I have been using the battery bag for a year now, and lots of people keep asking me about how I made it, so I thought I would write up the instructions…

What you will need…


4 x 12mm M4 stainless bolts

4 x M4 stainless washers (small)

4 x M4 stainless nuts

4 x M4 stainless penny washers

Thick 12v electrical cable

12v sealed battery

3A blade fuse

Splash proof blade fuse holder

Index marine waterproof 12v socket and plug

Tough waterproof dry bag (ideally with a valve to expell the air)

2 x 12v battery connector clips

The dry bag I used, had a valve on it – this is really useful; when you close the bag and roll it up, you can use the valve to release the air inside and reduce the sixe of the bag.

Take the 12v waterproof socket (2 pin), and hold it up against the dry bag. Use a marker pen to draw around the outline of the socket and mark the holes.


Take the needle and heat it up with a cigarette lighter (be careful not to burn your fingers – the needle gets hot !!!!). Use the heated needle to make a small hole in each of the corners, to thread the bolts through (this technique makes small neat holes, and does not create rips in the dry bag material).

Using a pair of sharp scissors, cut a hole for the electrical cable to go through. The bag should look like this…


Push the 12v socket through the cable hole and turn the bag inside out. Thread the bolts and penny washers through the bag and out through the socket on the other side of the bag…


Turn the bag the right way around and add the small washers and nuts to the outside of the waterproof socket…

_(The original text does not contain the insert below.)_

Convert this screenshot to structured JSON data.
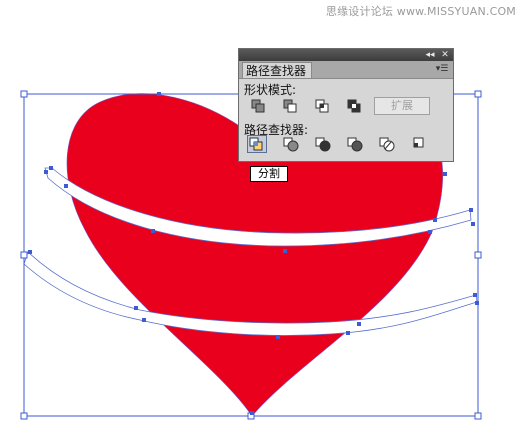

Turn the bag inside out once more, and connect the electrical wires up to the connectors on the back of the socket (I used different coloured wires for + and – to help me out. Red +ve, black -ve).

Wire in the 12v blade fuse on the positive wire, and add battery connectors to the end of both the +ve and –ve wires.


Don’t make the wires too short; its always better to have a bit of play in them, as the battery will move around inside the bag.

I also tape a spare blade fuse to the wires, in case the fitted one blows.

That is the bag sorted. The battery can be charged and placed inside and your electrics can connect to it using the waterproof plug…


Now all you need to do is connect up your fish finder/GPS/bilge pump/nav light or other electrical gizmos, using the waterproof plug. I connected my waterproof 12v plug directly to the fish finder 12v cable…


The waterproof plug uses a gland to make the connection waterproof. This then plugs into the waterproof socket on the bag. I tested it out before installing on the kayak, just to make sure everything was working ok…


Both the socket and the plugs come with a cap which screws on when not in use to stop the pins rusting when they are lying in the hull of the kayak.

Its a great solution for kayak fishing; its waterproof, more versatile than a battery box, and easy to make.